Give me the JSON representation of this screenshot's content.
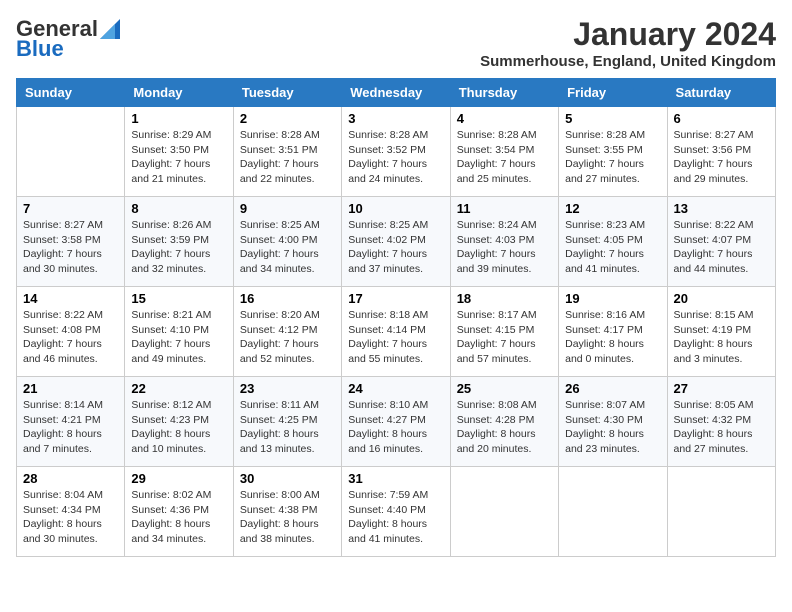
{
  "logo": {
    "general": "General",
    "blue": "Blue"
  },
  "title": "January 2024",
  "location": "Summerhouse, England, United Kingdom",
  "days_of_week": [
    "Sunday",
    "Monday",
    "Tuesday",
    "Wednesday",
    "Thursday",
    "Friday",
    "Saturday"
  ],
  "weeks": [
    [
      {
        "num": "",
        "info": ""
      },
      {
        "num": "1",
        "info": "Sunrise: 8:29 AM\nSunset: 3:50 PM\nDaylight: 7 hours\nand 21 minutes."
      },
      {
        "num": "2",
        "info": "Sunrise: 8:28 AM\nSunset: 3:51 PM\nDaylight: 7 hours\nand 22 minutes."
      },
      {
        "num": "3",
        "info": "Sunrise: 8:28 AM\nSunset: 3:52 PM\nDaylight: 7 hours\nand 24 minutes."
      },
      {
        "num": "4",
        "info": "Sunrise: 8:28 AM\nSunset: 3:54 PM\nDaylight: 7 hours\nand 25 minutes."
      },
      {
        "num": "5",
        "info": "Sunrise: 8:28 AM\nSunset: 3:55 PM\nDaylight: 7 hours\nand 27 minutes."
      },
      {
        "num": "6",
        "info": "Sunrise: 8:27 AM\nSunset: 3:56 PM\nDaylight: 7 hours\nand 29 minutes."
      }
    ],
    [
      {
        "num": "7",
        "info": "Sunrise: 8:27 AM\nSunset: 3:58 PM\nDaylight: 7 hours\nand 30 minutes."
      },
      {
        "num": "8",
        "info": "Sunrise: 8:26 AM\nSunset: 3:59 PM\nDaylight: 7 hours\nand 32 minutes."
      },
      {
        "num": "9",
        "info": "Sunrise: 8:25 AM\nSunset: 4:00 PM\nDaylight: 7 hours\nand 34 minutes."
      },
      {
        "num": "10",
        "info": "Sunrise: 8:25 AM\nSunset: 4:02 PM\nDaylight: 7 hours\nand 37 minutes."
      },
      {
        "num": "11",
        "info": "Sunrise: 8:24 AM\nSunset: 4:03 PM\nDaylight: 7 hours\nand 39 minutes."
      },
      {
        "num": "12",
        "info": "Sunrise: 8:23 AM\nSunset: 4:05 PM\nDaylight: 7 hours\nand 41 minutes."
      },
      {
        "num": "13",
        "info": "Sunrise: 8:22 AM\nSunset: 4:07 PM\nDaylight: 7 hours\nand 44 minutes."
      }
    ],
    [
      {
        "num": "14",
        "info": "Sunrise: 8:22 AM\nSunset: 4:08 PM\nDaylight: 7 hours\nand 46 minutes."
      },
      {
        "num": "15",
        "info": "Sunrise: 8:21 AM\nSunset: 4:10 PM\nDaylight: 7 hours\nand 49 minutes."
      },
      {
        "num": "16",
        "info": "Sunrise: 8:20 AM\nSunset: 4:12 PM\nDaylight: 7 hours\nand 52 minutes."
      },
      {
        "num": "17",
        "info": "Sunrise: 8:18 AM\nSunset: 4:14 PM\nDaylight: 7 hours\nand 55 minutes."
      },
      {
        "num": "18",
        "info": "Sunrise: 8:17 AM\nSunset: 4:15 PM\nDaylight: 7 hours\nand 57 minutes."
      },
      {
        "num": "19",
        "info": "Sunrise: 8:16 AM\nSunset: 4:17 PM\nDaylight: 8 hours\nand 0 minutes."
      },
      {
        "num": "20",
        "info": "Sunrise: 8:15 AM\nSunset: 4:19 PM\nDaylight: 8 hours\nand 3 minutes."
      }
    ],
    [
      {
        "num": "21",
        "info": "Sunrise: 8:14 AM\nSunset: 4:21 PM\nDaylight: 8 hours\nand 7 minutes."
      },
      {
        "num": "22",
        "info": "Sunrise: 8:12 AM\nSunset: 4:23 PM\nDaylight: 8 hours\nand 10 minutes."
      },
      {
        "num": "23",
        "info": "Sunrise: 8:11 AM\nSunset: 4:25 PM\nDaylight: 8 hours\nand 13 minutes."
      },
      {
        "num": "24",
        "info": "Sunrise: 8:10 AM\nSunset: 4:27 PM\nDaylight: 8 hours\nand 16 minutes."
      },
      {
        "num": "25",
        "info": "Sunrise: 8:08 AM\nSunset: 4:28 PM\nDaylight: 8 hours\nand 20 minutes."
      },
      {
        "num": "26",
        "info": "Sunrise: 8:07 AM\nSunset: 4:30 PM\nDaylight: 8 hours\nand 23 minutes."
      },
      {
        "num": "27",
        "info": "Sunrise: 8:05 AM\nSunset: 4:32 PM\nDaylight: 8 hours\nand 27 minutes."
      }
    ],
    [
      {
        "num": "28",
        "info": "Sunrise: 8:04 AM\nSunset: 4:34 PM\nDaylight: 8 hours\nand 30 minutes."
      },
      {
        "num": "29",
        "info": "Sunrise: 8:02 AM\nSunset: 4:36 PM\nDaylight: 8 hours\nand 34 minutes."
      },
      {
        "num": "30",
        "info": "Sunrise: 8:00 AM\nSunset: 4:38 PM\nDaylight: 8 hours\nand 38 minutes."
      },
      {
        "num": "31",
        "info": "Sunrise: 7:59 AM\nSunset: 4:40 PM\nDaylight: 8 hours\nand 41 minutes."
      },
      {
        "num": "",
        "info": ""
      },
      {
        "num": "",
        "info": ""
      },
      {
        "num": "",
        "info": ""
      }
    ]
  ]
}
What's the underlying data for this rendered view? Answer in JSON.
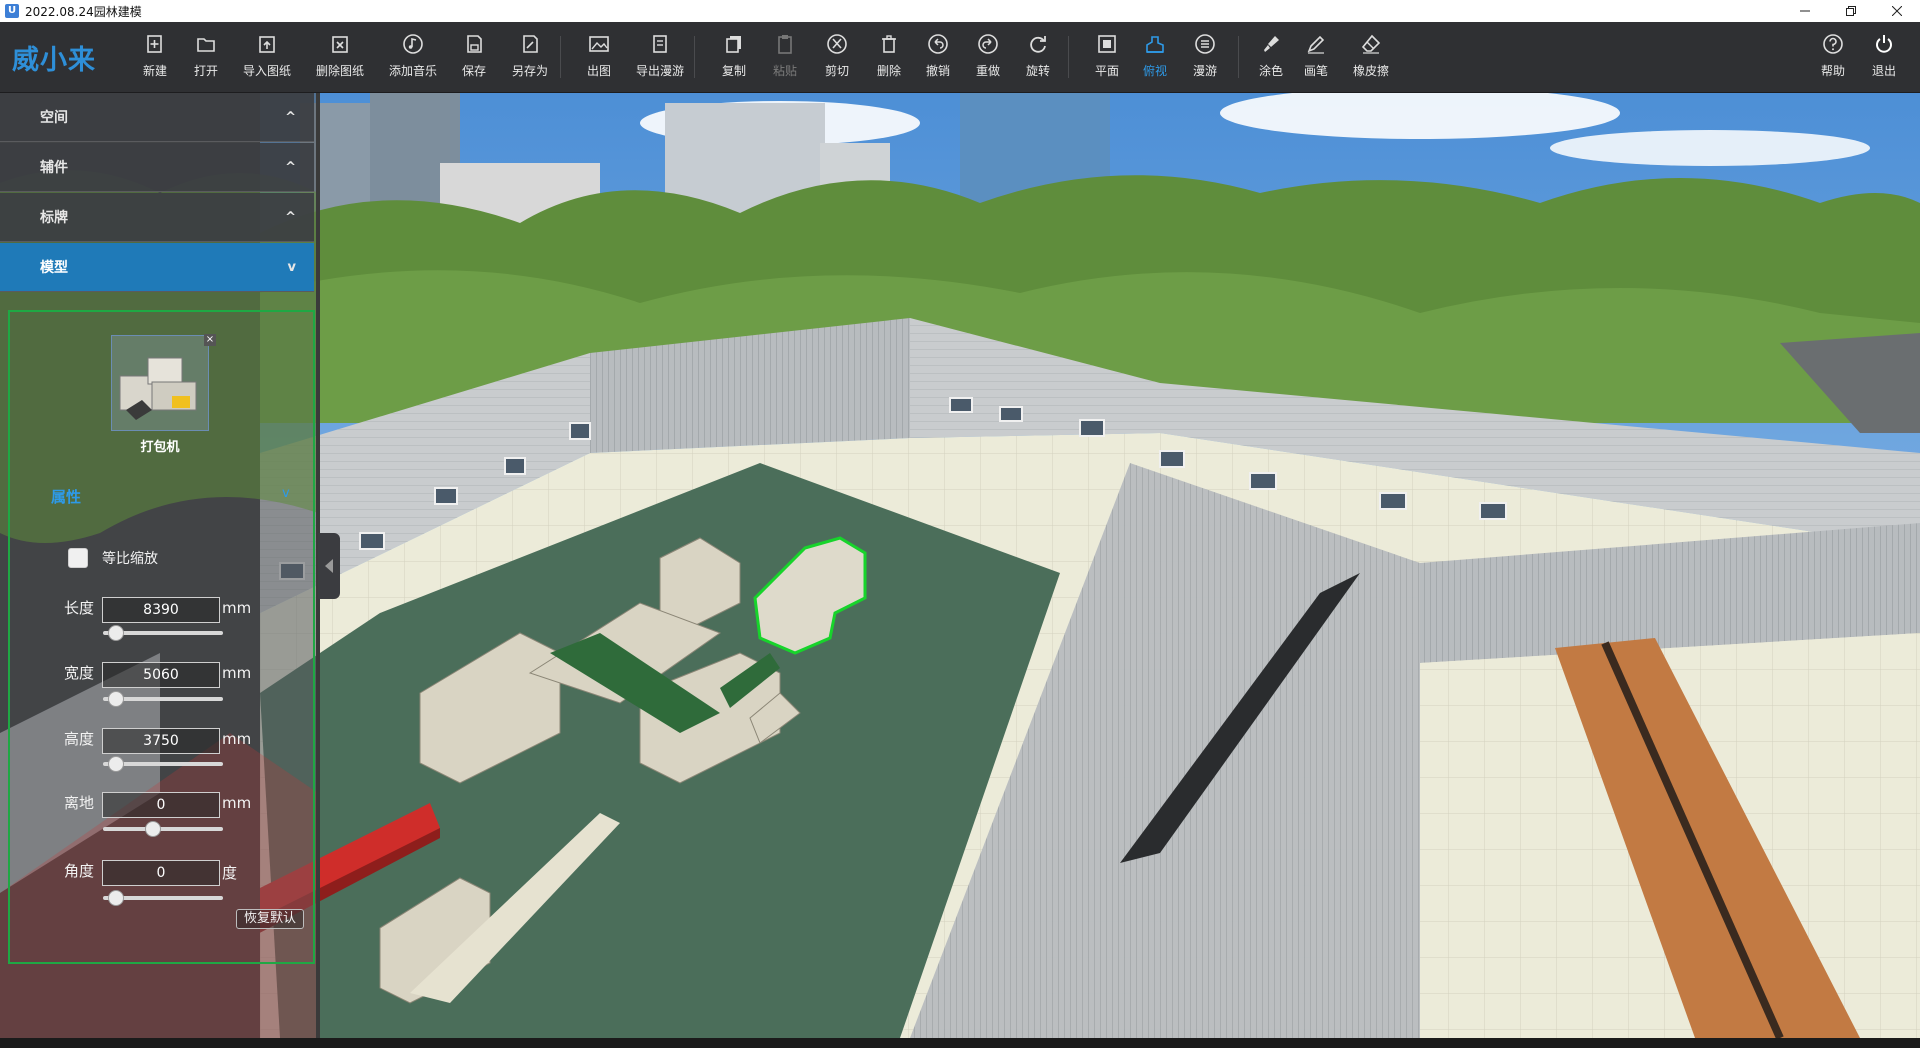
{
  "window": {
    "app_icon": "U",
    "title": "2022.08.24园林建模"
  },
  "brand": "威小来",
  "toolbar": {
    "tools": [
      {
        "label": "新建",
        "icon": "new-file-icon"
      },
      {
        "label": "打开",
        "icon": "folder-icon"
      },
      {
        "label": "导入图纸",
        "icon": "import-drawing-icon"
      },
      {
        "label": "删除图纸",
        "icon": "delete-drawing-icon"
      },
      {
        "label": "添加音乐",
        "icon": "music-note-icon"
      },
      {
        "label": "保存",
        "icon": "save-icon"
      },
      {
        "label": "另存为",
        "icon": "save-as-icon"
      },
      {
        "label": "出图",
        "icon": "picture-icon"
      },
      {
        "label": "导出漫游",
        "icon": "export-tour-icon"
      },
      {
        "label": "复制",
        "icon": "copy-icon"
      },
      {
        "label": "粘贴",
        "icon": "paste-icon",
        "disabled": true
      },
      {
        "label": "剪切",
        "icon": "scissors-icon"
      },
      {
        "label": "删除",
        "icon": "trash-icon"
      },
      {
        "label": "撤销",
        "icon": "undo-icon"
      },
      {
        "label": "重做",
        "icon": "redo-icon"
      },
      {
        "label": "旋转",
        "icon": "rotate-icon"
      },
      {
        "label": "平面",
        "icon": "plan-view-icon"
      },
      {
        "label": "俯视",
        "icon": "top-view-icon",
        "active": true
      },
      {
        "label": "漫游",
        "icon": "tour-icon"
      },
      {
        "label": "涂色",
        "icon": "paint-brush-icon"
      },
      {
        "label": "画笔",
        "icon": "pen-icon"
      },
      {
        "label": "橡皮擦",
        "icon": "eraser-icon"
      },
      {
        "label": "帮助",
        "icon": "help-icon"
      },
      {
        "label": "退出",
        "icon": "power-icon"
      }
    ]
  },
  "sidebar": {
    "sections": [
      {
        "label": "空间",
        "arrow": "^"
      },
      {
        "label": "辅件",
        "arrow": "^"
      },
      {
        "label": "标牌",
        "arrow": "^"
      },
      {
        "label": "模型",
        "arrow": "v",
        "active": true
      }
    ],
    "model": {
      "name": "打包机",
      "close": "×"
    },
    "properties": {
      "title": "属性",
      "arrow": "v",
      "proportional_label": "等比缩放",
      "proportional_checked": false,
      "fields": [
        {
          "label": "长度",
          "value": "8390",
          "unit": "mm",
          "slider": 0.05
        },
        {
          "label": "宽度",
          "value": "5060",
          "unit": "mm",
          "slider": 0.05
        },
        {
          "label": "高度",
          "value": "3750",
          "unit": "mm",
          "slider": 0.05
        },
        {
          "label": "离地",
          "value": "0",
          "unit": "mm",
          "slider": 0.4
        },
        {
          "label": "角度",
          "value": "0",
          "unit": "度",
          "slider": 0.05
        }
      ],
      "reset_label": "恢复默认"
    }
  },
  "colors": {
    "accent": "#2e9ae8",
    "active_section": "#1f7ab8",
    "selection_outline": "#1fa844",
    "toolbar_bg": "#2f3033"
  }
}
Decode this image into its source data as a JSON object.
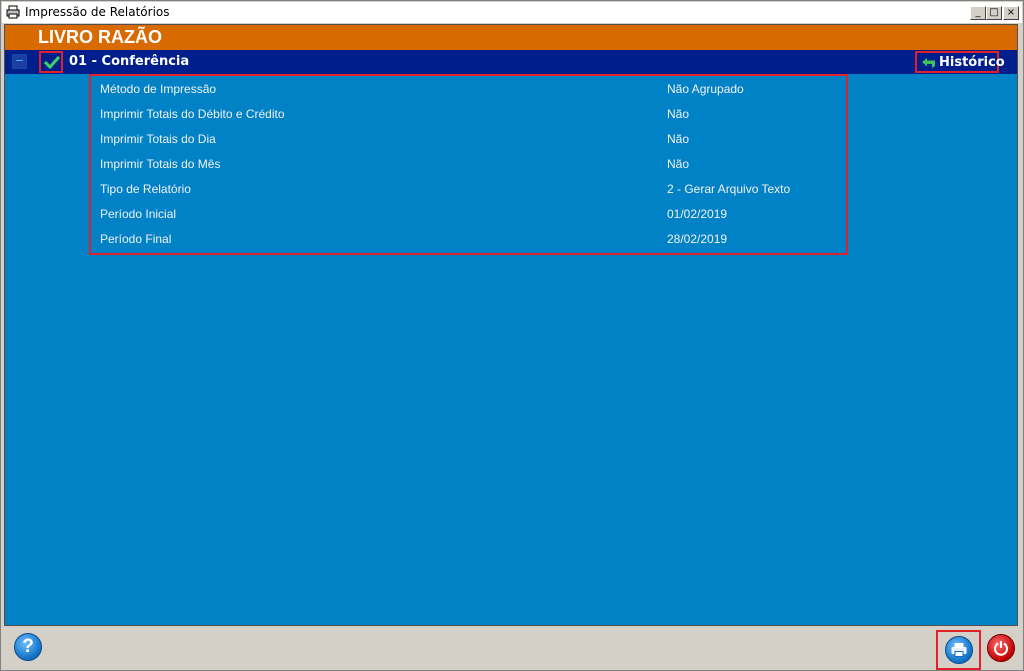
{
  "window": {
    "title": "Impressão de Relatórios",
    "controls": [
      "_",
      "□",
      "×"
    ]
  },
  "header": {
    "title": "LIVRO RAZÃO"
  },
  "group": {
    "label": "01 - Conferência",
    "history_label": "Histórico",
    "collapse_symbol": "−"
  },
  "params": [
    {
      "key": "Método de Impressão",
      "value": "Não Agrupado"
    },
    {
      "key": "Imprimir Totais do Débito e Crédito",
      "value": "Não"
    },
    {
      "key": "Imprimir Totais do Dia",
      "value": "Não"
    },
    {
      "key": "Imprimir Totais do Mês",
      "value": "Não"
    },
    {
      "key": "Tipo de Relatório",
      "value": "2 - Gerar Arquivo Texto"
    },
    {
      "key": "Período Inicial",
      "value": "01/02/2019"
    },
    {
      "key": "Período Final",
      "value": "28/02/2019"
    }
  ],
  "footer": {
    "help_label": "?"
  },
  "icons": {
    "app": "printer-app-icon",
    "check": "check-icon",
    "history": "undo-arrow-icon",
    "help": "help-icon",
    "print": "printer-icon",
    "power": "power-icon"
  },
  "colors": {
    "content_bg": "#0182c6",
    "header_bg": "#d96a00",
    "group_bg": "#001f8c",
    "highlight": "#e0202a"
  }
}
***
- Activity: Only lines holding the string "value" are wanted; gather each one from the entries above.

- Response:
          "value": "8390",
          "value": "5060",
          "value": "3750",
          "value": "0",
          "value": "0",
      "value": "Não Agrupado"
      "value": "Não"
      "value": "Não"
      "value": "Não"
      "value": "2 - Gerar Arquivo Texto"
      "value": "01/02/2019"
      "value": "28/02/2019"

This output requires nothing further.